One of the very exciting reasons for having buying and selling options is the opportunities they give the watchful trader to structure trades with profit potential aside from market direction. Several techniques have already been developed to supply such opportunities, some difficult to understand and some very simple.
These market neutral trading strategies all depend fundamentally on the delta of an options contract. There is a lot of math we’re able to cover to get a solid grasp on this measurement, but also for our purposes listed here is things you need to learn to successfully put it to use in trading:
Delta is a measurement indicating simply how much the buying price of the option will move as a percentage of the underlying’s price movement. An ‘at the money’ (meaning the buying price of the underlying stock is extremely near to the option’s strike price) contract will have a delta of approximately 0.50. Quite simply, if the stock moves $1.00 up or down, the option will about $0.50.
Note that since options contracts control a straight lot (100 shares) of stock, the delta may also be looked over as a percent of match between the stock and the option contract. For instance, having a call option with a delta of.63 should make or lose 63% as much money as owning 100 shares of the stock would. Another method of considering it: that same call option with a delta of .63 can make or lose as much money as owning 63 shares of the stock.
Think about put options? While call options will have an optimistic delta (meaning the call will progress when the stock moves up and down when the buying price of the stock moves down), put options will have a poor delta (meaning the put will relocate the Best CBD Oil for Pain OPPOSITE direction of its underlying). Because market neutral trading strategies work by balancing positive and negative deltas, these strategies in many cases are known as ‘delta neutral’ trading strategies.
One last note about delta: this measurement isn’t static.
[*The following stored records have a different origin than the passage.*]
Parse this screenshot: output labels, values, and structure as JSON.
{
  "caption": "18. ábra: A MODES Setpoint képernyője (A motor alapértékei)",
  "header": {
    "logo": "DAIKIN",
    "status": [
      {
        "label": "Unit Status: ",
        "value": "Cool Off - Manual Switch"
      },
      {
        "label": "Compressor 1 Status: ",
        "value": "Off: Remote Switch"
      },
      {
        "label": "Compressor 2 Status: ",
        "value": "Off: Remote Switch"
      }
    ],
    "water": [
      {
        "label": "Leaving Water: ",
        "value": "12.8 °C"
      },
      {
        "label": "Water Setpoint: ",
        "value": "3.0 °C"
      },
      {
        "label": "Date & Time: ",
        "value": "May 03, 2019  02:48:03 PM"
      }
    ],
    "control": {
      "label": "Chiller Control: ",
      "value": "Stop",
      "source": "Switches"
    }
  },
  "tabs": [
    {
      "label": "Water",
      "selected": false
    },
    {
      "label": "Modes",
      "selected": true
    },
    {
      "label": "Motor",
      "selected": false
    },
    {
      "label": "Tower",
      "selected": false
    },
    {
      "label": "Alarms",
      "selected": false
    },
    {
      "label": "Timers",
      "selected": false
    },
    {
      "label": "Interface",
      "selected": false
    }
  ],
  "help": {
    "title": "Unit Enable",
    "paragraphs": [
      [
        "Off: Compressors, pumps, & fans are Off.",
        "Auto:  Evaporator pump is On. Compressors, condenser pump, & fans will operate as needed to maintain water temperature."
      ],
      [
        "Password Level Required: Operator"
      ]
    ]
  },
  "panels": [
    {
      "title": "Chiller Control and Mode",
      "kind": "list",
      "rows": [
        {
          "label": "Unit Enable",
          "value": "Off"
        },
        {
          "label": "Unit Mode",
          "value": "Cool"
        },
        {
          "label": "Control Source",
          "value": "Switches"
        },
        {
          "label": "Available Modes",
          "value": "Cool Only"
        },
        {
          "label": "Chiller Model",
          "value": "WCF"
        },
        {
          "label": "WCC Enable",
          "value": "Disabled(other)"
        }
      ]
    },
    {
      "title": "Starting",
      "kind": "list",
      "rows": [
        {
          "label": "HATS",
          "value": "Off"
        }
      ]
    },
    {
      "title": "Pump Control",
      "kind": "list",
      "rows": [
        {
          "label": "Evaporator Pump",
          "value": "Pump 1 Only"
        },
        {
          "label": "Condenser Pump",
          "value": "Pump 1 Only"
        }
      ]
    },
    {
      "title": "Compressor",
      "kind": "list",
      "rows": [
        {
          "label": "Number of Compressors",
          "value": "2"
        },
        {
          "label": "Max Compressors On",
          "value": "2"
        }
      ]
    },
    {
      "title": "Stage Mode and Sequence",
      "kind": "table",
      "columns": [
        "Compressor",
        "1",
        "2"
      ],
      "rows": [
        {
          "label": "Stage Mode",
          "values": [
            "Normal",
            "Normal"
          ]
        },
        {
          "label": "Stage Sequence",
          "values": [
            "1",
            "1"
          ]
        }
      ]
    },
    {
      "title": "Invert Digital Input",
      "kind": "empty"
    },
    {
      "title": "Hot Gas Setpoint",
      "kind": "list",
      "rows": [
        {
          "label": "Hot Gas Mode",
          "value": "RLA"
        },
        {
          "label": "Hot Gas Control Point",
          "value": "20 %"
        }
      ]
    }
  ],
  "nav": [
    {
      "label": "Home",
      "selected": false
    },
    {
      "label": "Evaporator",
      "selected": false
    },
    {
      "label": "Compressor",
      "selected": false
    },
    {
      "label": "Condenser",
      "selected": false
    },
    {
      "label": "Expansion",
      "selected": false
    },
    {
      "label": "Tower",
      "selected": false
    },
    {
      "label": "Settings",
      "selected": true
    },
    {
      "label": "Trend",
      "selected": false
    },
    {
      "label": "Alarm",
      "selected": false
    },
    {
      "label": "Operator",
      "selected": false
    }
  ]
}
As the buying price of the underlying stock moves nearer to or further from the strike price of the option, the delta will rise and fall. ‘In the money’ contracts will move with a greater delta, and ‘out of the money’ contracts with a lesser delta. This really is vital, and as we’ll see below, taking advantage of this simple truth is how we could earn money whether the marketplace comes up or down.
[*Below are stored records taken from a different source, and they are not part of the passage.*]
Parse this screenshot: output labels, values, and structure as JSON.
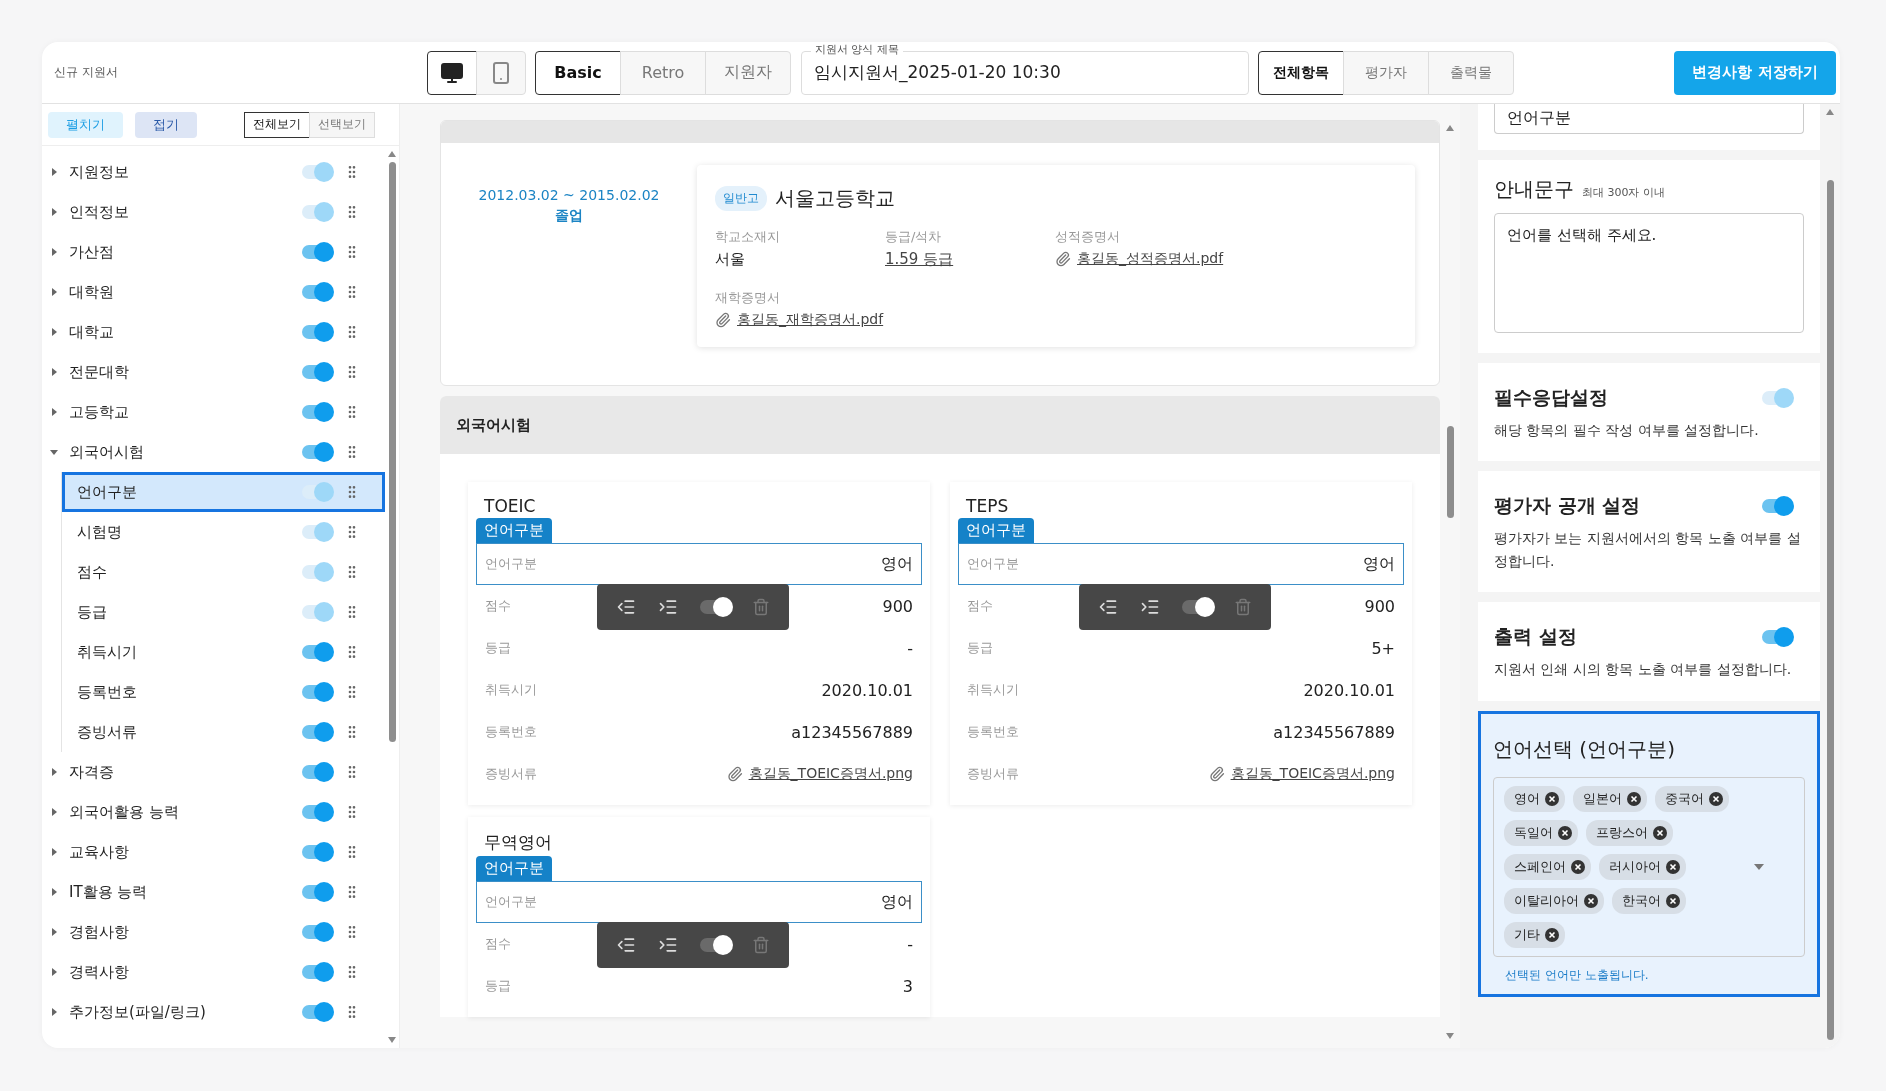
{
  "header": {
    "title": "신규 지원서",
    "view_modes": [
      {
        "kind": "desktop",
        "selected": true
      },
      {
        "kind": "mobile",
        "selected": false
      }
    ],
    "themes": [
      {
        "label": "Basic",
        "selected": true
      },
      {
        "label": "Retro",
        "selected": false
      },
      {
        "label": "지원자",
        "selected": false
      }
    ],
    "form_title": {
      "label": "지원서 양식 제목",
      "value": "임시지원서_2025-01-20 10:30"
    },
    "audiences": [
      {
        "label": "전체항목",
        "selected": true
      },
      {
        "label": "평가자",
        "selected": false
      },
      {
        "label": "출력물",
        "selected": false
      }
    ],
    "save_button": "변경사항 저장하기"
  },
  "sidebar": {
    "expand_button": "펼치기",
    "collapse_button": "접기",
    "view_tabs": [
      {
        "label": "전체보기",
        "selected": true
      },
      {
        "label": "선택보기",
        "selected": false
      }
    ],
    "items": [
      {
        "label": "지원정보",
        "expanded": false,
        "on": true,
        "disabled": true
      },
      {
        "label": "인적정보",
        "expanded": false,
        "on": true,
        "disabled": true
      },
      {
        "label": "가산점",
        "expanded": false,
        "on": true,
        "disabled": false
      },
      {
        "label": "대학원",
        "expanded": false,
        "on": true,
        "disabled": false
      },
      {
        "label": "대학교",
        "expanded": false,
        "on": true,
        "disabled": false
      },
      {
        "label": "전문대학",
        "expanded": false,
        "on": true,
        "disabled": false
      },
      {
        "label": "고등학교",
        "expanded": false,
        "on": true,
        "disabled": false
      },
      {
        "label": "외국어시험",
        "expanded": true,
        "on": true,
        "disabled": false,
        "children": [
          {
            "label": "언어구분",
            "selected": true,
            "on": true,
            "disabled": true
          },
          {
            "label": "시험명",
            "selected": false,
            "on": true,
            "disabled": true
          },
          {
            "label": "점수",
            "selected": false,
            "on": true,
            "disabled": true
          },
          {
            "label": "등급",
            "selected": false,
            "on": true,
            "disabled": true
          },
          {
            "label": "취득시기",
            "selected": false,
            "on": true,
            "disabled": false
          },
          {
            "label": "등록번호",
            "selected": false,
            "on": true,
            "disabled": false
          },
          {
            "label": "증빙서류",
            "selected": false,
            "on": true,
            "disabled": false
          }
        ]
      },
      {
        "label": "자격증",
        "expanded": false,
        "on": true,
        "disabled": false
      },
      {
        "label": "외국어활용 능력",
        "expanded": false,
        "on": true,
        "disabled": false
      },
      {
        "label": "교육사항",
        "expanded": false,
        "on": true,
        "disabled": false
      },
      {
        "label": "IT활용 능력",
        "expanded": false,
        "on": true,
        "disabled": false
      },
      {
        "label": "경험사항",
        "expanded": false,
        "on": true,
        "disabled": false
      },
      {
        "label": "경력사항",
        "expanded": false,
        "on": true,
        "disabled": false
      },
      {
        "label": "추가정보(파일/링크)",
        "expanded": false,
        "on": true,
        "disabled": false
      }
    ]
  },
  "education": {
    "period": "2012.03.02 ~ 2015.02.02",
    "status": "졸업",
    "badge": "일반고",
    "school": "서울고등학교",
    "fields": [
      {
        "label": "학교소재지",
        "value": "서울",
        "kind": "text"
      },
      {
        "label": "등급/석차",
        "value": "1.59 등급",
        "kind": "link"
      },
      {
        "label": "성적증명서",
        "value": "홍길동_성적증명서.pdf",
        "kind": "file"
      },
      {
        "label": "재학증명서",
        "value": "홍길동_재학증명서.pdf",
        "kind": "file"
      }
    ]
  },
  "foreign_section": {
    "title": "외국어시험",
    "cards": [
      {
        "title": "TOEIC",
        "badge": "언어구분",
        "toolbar": {
          "on": true
        },
        "rows": [
          {
            "label": "언어구분",
            "value": "영어",
            "kind": "text",
            "selected": true
          },
          {
            "label": "점수",
            "value": "900",
            "kind": "text",
            "selected": false
          },
          {
            "label": "등급",
            "value": "-",
            "kind": "text",
            "selected": false
          },
          {
            "label": "취득시기",
            "value": "2020.10.01",
            "kind": "text",
            "selected": false
          },
          {
            "label": "등록번호",
            "value": "a12345567889",
            "kind": "text",
            "selected": false
          },
          {
            "label": "증빙서류",
            "value": "홍길동_TOEIC증명서.png",
            "kind": "file",
            "selected": false
          }
        ]
      },
      {
        "title": "TEPS",
        "badge": "언어구분",
        "toolbar": {
          "on": true
        },
        "rows": [
          {
            "label": "언어구분",
            "value": "영어",
            "kind": "text",
            "selected": true
          },
          {
            "label": "점수",
            "value": "900",
            "kind": "text",
            "selected": false
          },
          {
            "label": "등급",
            "value": "5+",
            "kind": "text",
            "selected": false
          },
          {
            "label": "취득시기",
            "value": "2020.10.01",
            "kind": "text",
            "selected": false
          },
          {
            "label": "등록번호",
            "value": "a12345567889",
            "kind": "text",
            "selected": false
          },
          {
            "label": "증빙서류",
            "value": "홍길동_TOEIC증명서.png",
            "kind": "file",
            "selected": false
          }
        ]
      },
      {
        "title": "무역영어",
        "badge": "언어구분",
        "toolbar": {
          "on": true
        },
        "rows": [
          {
            "label": "언어구분",
            "value": "영어",
            "kind": "text",
            "selected": true
          },
          {
            "label": "점수",
            "value": "-",
            "kind": "text",
            "selected": false
          },
          {
            "label": "등급",
            "value": "3",
            "kind": "text",
            "selected": false
          }
        ]
      }
    ]
  },
  "settings_panel": {
    "name_value": "언어구분",
    "guide": {
      "title": "안내문구",
      "hint": "최대 300자 이내",
      "value": "언어를 선택해 주세요."
    },
    "options": [
      {
        "title": "필수응답설정",
        "description": "해당 항목의 필수 작성 여부를 설정합니다.",
        "on": true,
        "disabled": true
      },
      {
        "title": "평가자 공개 설정",
        "description": "평가자가 보는 지원서에서의 항목 노출 여부를 설정합니다.",
        "on": true,
        "disabled": false
      },
      {
        "title": "출력 설정",
        "description": "지원서 인쇄 시의 항목 노출 여부를 설정합니다.",
        "on": true,
        "disabled": false
      }
    ],
    "language_select": {
      "title": "언어선택 (언어구분)",
      "tags": [
        "영어",
        "일본어",
        "중국어",
        "독일어",
        "프랑스어",
        "스페인어",
        "러시아어",
        "이탈리아어",
        "한국어",
        "기타"
      ],
      "note": "선택된 언어만 노출됩니다."
    }
  }
}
With this information at hand, we can produce an easy delta neutral trading system which has a theoretically unlimited profit potential, while keeping potential loss strictly controlled. We do this by balancing the positive delta of an inventory purchase from the negative delta of a put option (or options).
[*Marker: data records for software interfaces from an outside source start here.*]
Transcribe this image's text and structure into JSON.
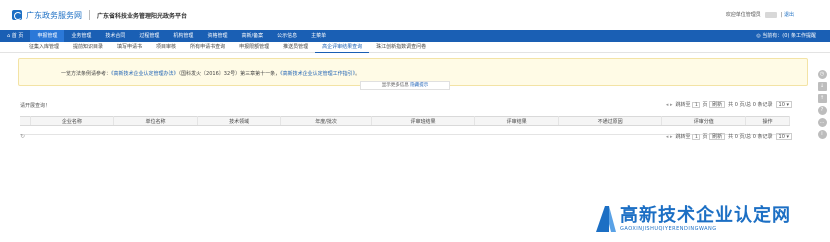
{
  "header": {
    "portal_name": "广东政务服务网",
    "system_title": "广东省科技业务管理阳光政务平台",
    "welcome": "欢迎单位管理员",
    "logout": "退出"
  },
  "main_nav": {
    "items": [
      {
        "label": "首 页",
        "active": false
      },
      {
        "label": "申报管理",
        "active": true
      },
      {
        "label": "业务管理",
        "active": false
      },
      {
        "label": "技术合同",
        "active": false
      },
      {
        "label": "过程管理",
        "active": false
      },
      {
        "label": "机构管理",
        "active": false
      },
      {
        "label": "资格管理",
        "active": false
      },
      {
        "label": "高新/备案",
        "active": false
      },
      {
        "label": "公示信息",
        "active": false
      },
      {
        "label": "主菜单",
        "active": false
      }
    ],
    "right_text": "◎ 当前有：(0) 条工作提醒"
  },
  "sub_nav": {
    "items": [
      {
        "label": "征集入库管理",
        "active": false
      },
      {
        "label": "提前知识目录",
        "active": false
      },
      {
        "label": "填写申请书",
        "active": false
      },
      {
        "label": "项目审核",
        "active": false
      },
      {
        "label": "所有申请书查询",
        "active": false
      },
      {
        "label": "申报限额管理",
        "active": false
      },
      {
        "label": "推送员管理",
        "active": false
      },
      {
        "label": "高企评审结果查询",
        "active": true
      },
      {
        "label": "珠江创新指数调查问卷",
        "active": false
      }
    ]
  },
  "notice": {
    "prefix": "一览方法条例请参考：",
    "link1": "《高新技术企业认定管理办法》",
    "middle": "（国科发火〔2016〕32号）第三章第十一条，",
    "link2": "《高新技术企业认定管理工作指引》",
    "suffix": "。",
    "expand_prefix": "显示更多信息",
    "expand_link": "隐藏提示"
  },
  "query_hint": "请开展查询！",
  "pager": {
    "goto_label": "跳转至",
    "page": "1",
    "page_unit": "页",
    "refresh": "刷新",
    "summary": "共 0 页/总 0 条记录",
    "page_size": "10"
  },
  "table": {
    "columns": [
      "企业名称",
      "单位名称",
      "技术领域",
      "年度/批次",
      "评审班结果",
      "评审结果",
      "不通过原因",
      "评审分值",
      "操作"
    ]
  },
  "side_tools": [
    "clock-icon",
    "download-icon",
    "upload-icon",
    "help-icon",
    "chat-icon",
    "info-icon"
  ],
  "watermark": {
    "main": "高新技术企业认定网",
    "sub": "GAOXINJISHUQIYERENDINGWANG"
  }
}
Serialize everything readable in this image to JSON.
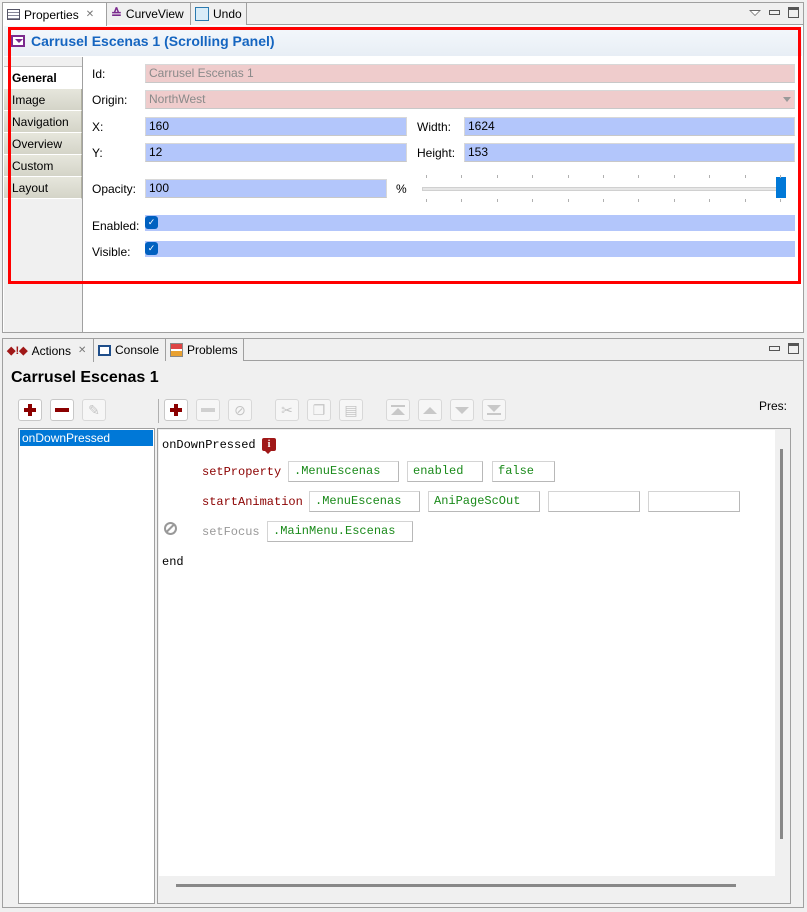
{
  "top_view": {
    "tabs": [
      {
        "label": "Properties",
        "icon": "properties-icon",
        "active": true,
        "closable": true
      },
      {
        "label": "CurveView",
        "icon": "curve-icon",
        "active": false
      },
      {
        "label": "Undo",
        "icon": "undo-icon",
        "active": false
      }
    ],
    "controls": [
      "view-menu-icon",
      "minimize-icon",
      "maximize-icon"
    ],
    "header_title": "Carrusel Escenas 1 (Scrolling Panel)",
    "side_tabs": [
      "General",
      "Image",
      "Navigation",
      "Overview",
      "Custom",
      "Layout"
    ],
    "active_side_tab": "General",
    "form": {
      "id_label": "Id:",
      "id_value": "Carrusel Escenas 1",
      "origin_label": "Origin:",
      "origin_value": "NorthWest",
      "x_label": "X:",
      "x_value": "160",
      "y_label": "Y:",
      "y_value": "12",
      "width_label": "Width:",
      "width_value": "1624",
      "height_label": "Height:",
      "height_value": "153",
      "opacity_label": "Opacity:",
      "opacity_value": "100",
      "opacity_unit": "%",
      "opacity_slider_percent": 100,
      "enabled_label": "Enabled:",
      "enabled_checked": true,
      "visible_label": "Visible:",
      "visible_checked": true
    },
    "highlight_color": "#ff0000"
  },
  "bottom_view": {
    "tabs": [
      {
        "label": "Actions",
        "icon": "actions-icon",
        "active": true,
        "closable": true
      },
      {
        "label": "Console",
        "icon": "console-icon",
        "active": false
      },
      {
        "label": "Problems",
        "icon": "problems-icon",
        "active": false
      }
    ],
    "title": "Carrusel Escenas 1",
    "pres_label": "Pres:",
    "events": [
      "onDownPressed"
    ],
    "selected_event": "onDownPressed",
    "code": {
      "event_name": "onDownPressed",
      "lines": [
        {
          "fn": "setProperty",
          "disabled": false,
          "args": [
            ".MenuEscenas",
            "enabled",
            "false"
          ]
        },
        {
          "fn": "startAnimation",
          "disabled": false,
          "args": [
            ".MenuEscenas",
            "AniPageScOut",
            "",
            ""
          ]
        },
        {
          "fn": "setFocus",
          "disabled": true,
          "args": [
            ".MainMenu.Escenas"
          ]
        }
      ],
      "end_keyword": "end"
    }
  },
  "colors": {
    "accent_blue": "#1565c0",
    "field_blue": "#b3c6fb",
    "readonly_pink": "#efcccc",
    "selection": "#0078d7",
    "function_red": "#8b0000",
    "arg_green": "#1a8a1a"
  }
}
Calculating the delta for an options contract is just a bit involved, but don’t worry. Every options broker can provide this number, along with some other figures collectively referred to as the greeks, within their quote system. (If yours doesn’t, get a brand new broker!). With that data, follow these steps to produce a delta neutral trade:
You’re not limited to a single put option with this specific; just be sure you purchase enough stock to offset whatever negative delta you took on with the put purchase. Example: during the time with this writing, the QQQQ ETF is trading just a bit over $45. The delta of the 45 put (three months out) is -.45. I could purchase a single put and balance the delta by purchasing 45 shares of the Qs. If I needed a bigger position, I could purchase two puts and 90 shares of Qs, or three puts and 135 shares of the Qs; as long as the ration of 45 shares of stock to 1 put contract is set up, you are able to size it appropriately to your portfolio.